**About this task**
Please write out every entry below exactly, leaving out any pictures.

Page and application data records
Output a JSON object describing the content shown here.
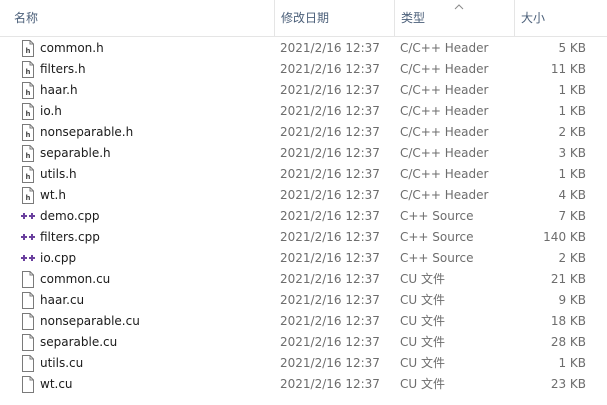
{
  "columns": {
    "name": "名称",
    "date_modified": "修改日期",
    "type": "类型",
    "size": "大小"
  },
  "files": [
    {
      "name": "common.h",
      "date": "2021/2/16 12:37",
      "type": "C/C++ Header",
      "size": "5 KB",
      "icon": "header-file-icon"
    },
    {
      "name": "filters.h",
      "date": "2021/2/16 12:37",
      "type": "C/C++ Header",
      "size": "11 KB",
      "icon": "header-file-icon"
    },
    {
      "name": "haar.h",
      "date": "2021/2/16 12:37",
      "type": "C/C++ Header",
      "size": "1 KB",
      "icon": "header-file-icon"
    },
    {
      "name": "io.h",
      "date": "2021/2/16 12:37",
      "type": "C/C++ Header",
      "size": "1 KB",
      "icon": "header-file-icon"
    },
    {
      "name": "nonseparable.h",
      "date": "2021/2/16 12:37",
      "type": "C/C++ Header",
      "size": "2 KB",
      "icon": "header-file-icon"
    },
    {
      "name": "separable.h",
      "date": "2021/2/16 12:37",
      "type": "C/C++ Header",
      "size": "3 KB",
      "icon": "header-file-icon"
    },
    {
      "name": "utils.h",
      "date": "2021/2/16 12:37",
      "type": "C/C++ Header",
      "size": "1 KB",
      "icon": "header-file-icon"
    },
    {
      "name": "wt.h",
      "date": "2021/2/16 12:37",
      "type": "C/C++ Header",
      "size": "4 KB",
      "icon": "header-file-icon"
    },
    {
      "name": "demo.cpp",
      "date": "2021/2/16 12:37",
      "type": "C++ Source",
      "size": "7 KB",
      "icon": "cpp-source-icon"
    },
    {
      "name": "filters.cpp",
      "date": "2021/2/16 12:37",
      "type": "C++ Source",
      "size": "140 KB",
      "icon": "cpp-source-icon"
    },
    {
      "name": "io.cpp",
      "date": "2021/2/16 12:37",
      "type": "C++ Source",
      "size": "2 KB",
      "icon": "cpp-source-icon"
    },
    {
      "name": "common.cu",
      "date": "2021/2/16 12:37",
      "type": "CU 文件",
      "size": "21 KB",
      "icon": "generic-file-icon"
    },
    {
      "name": "haar.cu",
      "date": "2021/2/16 12:37",
      "type": "CU 文件",
      "size": "9 KB",
      "icon": "generic-file-icon"
    },
    {
      "name": "nonseparable.cu",
      "date": "2021/2/16 12:37",
      "type": "CU 文件",
      "size": "18 KB",
      "icon": "generic-file-icon"
    },
    {
      "name": "separable.cu",
      "date": "2021/2/16 12:37",
      "type": "CU 文件",
      "size": "28 KB",
      "icon": "generic-file-icon"
    },
    {
      "name": "utils.cu",
      "date": "2021/2/16 12:37",
      "type": "CU 文件",
      "size": "1 KB",
      "icon": "generic-file-icon"
    },
    {
      "name": "wt.cu",
      "date": "2021/2/16 12:37",
      "type": "CU 文件",
      "size": "23 KB",
      "icon": "generic-file-icon"
    }
  ],
  "colors": {
    "header_text": "#4c607a",
    "name_text": "#1a1a1a",
    "meta_text": "#6d6d6d",
    "cpp_icon_accent": "#6a3f9e"
  }
}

**Answer section**
Output a JSON object describing the content shown here.
{
  "columns": {
    "name": "名称",
    "date_modified": "修改日期",
    "type": "类型",
    "size": "大小"
  },
  "files": [
    {
      "name": "common.h",
      "date": "2021/2/16 12:37",
      "type": "C/C++ Header",
      "size": "5 KB",
      "icon": "header-file-icon"
    },
    {
      "name": "filters.h",
      "date": "2021/2/16 12:37",
      "type": "C/C++ Header",
      "size": "11 KB",
      "icon": "header-file-icon"
    },
    {
      "name": "haar.h",
      "date": "2021/2/16 12:37",
      "type": "C/C++ Header",
      "size": "1 KB",
      "icon": "header-file-icon"
    },
    {
      "name": "io.h",
      "date": "2021/2/16 12:37",
      "type": "C/C++ Header",
      "size": "1 KB",
      "icon": "header-file-icon"
    },
    {
      "name": "nonseparable.h",
      "date": "2021/2/16 12:37",
      "type": "C/C++ Header",
      "size": "2 KB",
      "icon": "header-file-icon"
    },
    {
      "name": "separable.h",
      "date": "2021/2/16 12:37",
      "type": "C/C++ Header",
      "size": "3 KB",
      "icon": "header-file-icon"
    },
    {
      "name": "utils.h",
      "date": "2021/2/16 12:37",
      "type": "C/C++ Header",
      "size": "1 KB",
      "icon": "header-file-icon"
    },
    {
      "name": "wt.h",
      "date": "2021/2/16 12:37",
      "type": "C/C++ Header",
      "size": "4 KB",
      "icon": "header-file-icon"
    },
    {
      "name": "demo.cpp",
      "date": "2021/2/16 12:37",
      "type": "C++ Source",
      "size": "7 KB",
      "icon": "cpp-source-icon"
    },
    {
      "name": "filters.cpp",
      "date": "2021/2/16 12:37",
      "type": "C++ Source",
      "size": "140 KB",
      "icon": "cpp-source-icon"
    },
    {
      "name": "io.cpp",
      "date": "2021/2/16 12:37",
      "type": "C++ Source",
      "size": "2 KB",
      "icon": "cpp-source-icon"
    },
    {
      "name": "common.cu",
      "date": "2021/2/16 12:37",
      "type": "CU 文件",
      "size": "21 KB",
      "icon": "generic-file-icon"
    },
    {
      "name": "haar.cu",
      "date": "2021/2/16 12:37",
      "type": "CU 文件",
      "size": "9 KB",
      "icon": "generic-file-icon"
    },
    {
      "name": "nonseparable.cu",
      "date": "2021/2/16 12:37",
      "type": "CU 文件",
      "size": "18 KB",
      "icon": "generic-file-icon"
    },
    {
      "name": "separable.cu",
      "date": "2021/2/16 12:37",
      "type": "CU 文件",
      "size": "28 KB",
      "icon": "generic-file-icon"
    },
    {
      "name": "utils.cu",
      "date": "2021/2/16 12:37",
      "type": "CU 文件",
      "size": "1 KB",
      "icon": "generic-file-icon"
    },
    {
      "name": "wt.cu",
      "date": "2021/2/16 12:37",
      "type": "CU 文件",
      "size": "23 KB",
      "icon": "generic-file-icon"
    }
  ],
  "colors": {
    "header_text": "#4c607a",
    "name_text": "#1a1a1a",
    "meta_text": "#6d6d6d",
    "cpp_icon_accent": "#6a3f9e"
  }
}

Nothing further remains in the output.